At 1900 hours snow is still falling in the Cottonwoods, and it appears there is a tight band of Lake Effect that may be in play for at least another hour or two. Water content is now approaching 1/2 inch. With the moderate wind speeds in the highest elevations, and ample light speeds at the lower ridgelines, enough significant loading appears to be in place to initiate at least an isolated avalanche cycle overnight. Remote triggering appears to be possible on Sunday.. As cited above, the winds may also be contributing to this problem, and slab development may be enhanced because of this factor.
Both loose wet and shallow wet slabs may be a concern on Sunday with the forecast for clear skies and daytime highs at 9000 feet expected to be at and or near 40 degrees.
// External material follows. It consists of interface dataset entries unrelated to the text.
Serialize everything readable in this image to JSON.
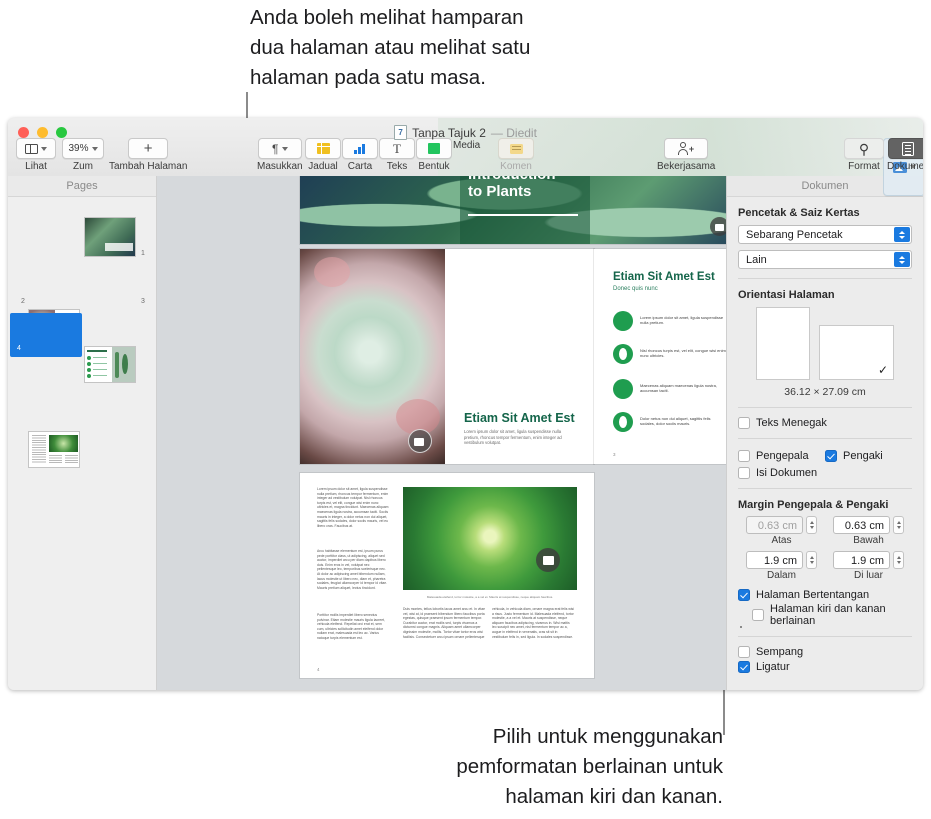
{
  "callouts": {
    "top": "Anda boleh melihat hamparan\ndua halaman atau melihat satu\nhalaman pada satu masa.",
    "bottom": "Pilih untuk menggunakan\npemformatan berlainan untuk\nhalaman kiri dan kanan."
  },
  "window": {
    "title": "Tanpa Tajuk 2",
    "edited": "— Diedit"
  },
  "toolbar": {
    "left": [
      {
        "label": "Lihat",
        "icon": "view-icon",
        "has_chevron": true
      },
      {
        "label": "Zum",
        "icon": "zoom-value",
        "value": "39%",
        "has_chevron": true
      },
      {
        "label": "Tambah Halaman",
        "icon": "plus-icon",
        "has_chevron": false
      }
    ],
    "center": [
      {
        "label": "Masukkan",
        "icon": "paragraph-icon",
        "has_chevron": true
      },
      {
        "label": "Jadual",
        "icon": "table-icon",
        "has_chevron": false
      },
      {
        "label": "Carta",
        "icon": "chart-icon",
        "has_chevron": false
      },
      {
        "label": "Teks",
        "icon": "text-icon",
        "has_chevron": false
      },
      {
        "label": "Bentuk",
        "icon": "shape-icon",
        "has_chevron": false
      },
      {
        "label": "Media",
        "icon": "media-icon",
        "has_chevron": true
      },
      {
        "label": "Komen",
        "icon": "comment-icon",
        "has_chevron": false,
        "disabled": true
      }
    ],
    "collaborate": {
      "label": "Bekerjasama",
      "icon": "collaborate-icon"
    },
    "right": [
      {
        "label": "Format",
        "icon": "format-brush-icon",
        "selected": false
      },
      {
        "label": "Dokumen",
        "icon": "document-icon",
        "selected": true
      }
    ]
  },
  "pages_panel": {
    "header": "Pages",
    "thumbs": [
      {
        "number": "1",
        "selected": false
      },
      {
        "number": "2",
        "selected": false
      },
      {
        "number": "3",
        "selected": false
      },
      {
        "number": "4",
        "selected": true
      }
    ]
  },
  "canvas": {
    "page1_title": "Introduction\nto Plants",
    "spread": {
      "left_heading": "Etiam Sit Amet Est",
      "left_body": "Lorem ipsum dolor sit amet, ligula suspendisse nulla pretium, rhoncus tempor fermentum, enim integer ad vestibulum volutpat.",
      "right_heading": "Etiam Sit Amet Est",
      "right_subheading": "Donec quis nunc",
      "right_bullets": [
        "Lorem ipsum dolor sit amet, ligula suspendisse nulla pretium.",
        "Nisl rhoncus turpis est, vel elit, congue wisi enim nunc ultricies.",
        "Maecenas aliquam maecenas ligula nostra, accumsan taciti.",
        "Dolor netus non dui aliquet, sagittis felis sodales, dolor sociis mauris."
      ],
      "page_number": "3"
    },
    "page4": {
      "col1": "Lorem ipsum dolor sit amet, ligula suspendisse nulla pretium, rhoncus tempor fermentum, enim integer ad vestibulum volutpat. Nisl rhoncus turpis est, vel elit, congue wisi enim nunc ultricies et, magna tincidunt. Maecenas aliquam maecenas ligula nostra, accumsan taciti. Sociis mauris in integer, a dolor netus non dui aliquet, sagittis felis sodales, dolor sociis mauris, vel eu libero cras. Faucibus at.",
      "col1b": "Arcu habitasse elementum est, ipsum purus pede porttitor class, ut adipiscing, aliquet sed auctor, imperdiet arcu per diam dapibus libero duis. Enim eros in vel, volutpat nec pellentesque leo, temporibus scelerisque nec. At dolor ac adipiscing amet bibendum nullam, lacus molestie ut libero nec, diam et, pharetra sodales, feugiat ullamcorper id tempor id vitae. Mauris pretium aliquet, lectus tincidunt.",
      "col1c": "Porttitor mollis imperdiet libero senectus pulvinar. Etiam molestie mauris ligula laoreet, vehicula eleifend. Repellat orci erat et, sem cum, ultricies sollicitudin amet eleifend dolor nullam erat, malesuada est leo ac. Varius natoque turpis elementum est.",
      "caption": "Malesuada eleifend, tortor molestie, a a vel et. Mauris at suspendisse, neque aliquam faucibus.",
      "col2": "Duis montes, tellus lobortis lacus amet arcu et. In vitae vel, wisi at, id praesent bibendum libero faucibus porta egestas, quisque praesent ipsum fermentum tempor. Curabitur auctor, erat mollis sed, turpis vivamus a dictumst congue magnis. Aliquam amet ullamcorper dignissim molestie, mollis. Tortor vitae tortor eros wisi facilisis. Consectetuer arcu ipsum ornare pellentesque",
      "col3": "vehicula, in vehicula diam, ornare magna erat felis wisi a risus. Justo fermentum id. Malesuada eleifend, tortor molestie, a a vel et. Mauris at suspendisse, neque aliquam faucibus adipiscing, vivamus in. Wisi mattis leo suscipit nec amet, nisl fermentum tempor ac a, augue in eleifend in venenatis, cras sit sit in vestibulum felis in, sed ligula. In sodales suspendisse.",
      "page_number": "4"
    }
  },
  "inspector": {
    "header": "Dokumen",
    "printer_section": {
      "title": "Pencetak & Saiz Kertas",
      "printer_value": "Sebarang Pencetak",
      "paper_value": "Lain"
    },
    "orientation_section": {
      "title": "Orientasi Halaman",
      "portrait_selected": false,
      "landscape_selected": true,
      "dimensions": "36.12 × 27.09 cm"
    },
    "vertical_text": {
      "label": "Teks Menegak",
      "checked": false
    },
    "header_footer": [
      {
        "label": "Pengepala",
        "checked": false
      },
      {
        "label": "Pengaki",
        "checked": true
      },
      {
        "label": "Isi Dokumen",
        "checked": false
      }
    ],
    "margins": {
      "title": "Margin Pengepala & Pengaki",
      "fields": [
        {
          "value": "0.63 cm",
          "label": "Atas",
          "dim": true
        },
        {
          "value": "0.63 cm",
          "label": "Bawah",
          "dim": false
        },
        {
          "value": "1.9 cm",
          "label": "Dalam",
          "dim": false
        },
        {
          "value": "1.9 cm",
          "label": "Di luar",
          "dim": false
        }
      ]
    },
    "facing_pages": {
      "label": "Halaman Bertentangan",
      "checked": true
    },
    "different_left_right": {
      "label": "Halaman kiri dan kanan berlainan",
      "checked": false
    },
    "hyphenation": {
      "label": "Sempang",
      "checked": false
    },
    "ligatures": {
      "label": "Ligatur",
      "checked": true
    }
  },
  "colors": {
    "accent": "#1a7ae0",
    "green": "#1b7a4b",
    "window_bg": "#ececec",
    "canvas_bg": "#d6d9dc"
  }
}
Any slides have the potential to dig down into the deeper faceted layers.
With the continued threat and the possibility of natural activity, either from overnight precip/loading, and or solar radiation during the day, a Considerable danger on Sunday appears likely on all the previously cited terrain aspects and elevations. Northeast and East aspects may be the worse.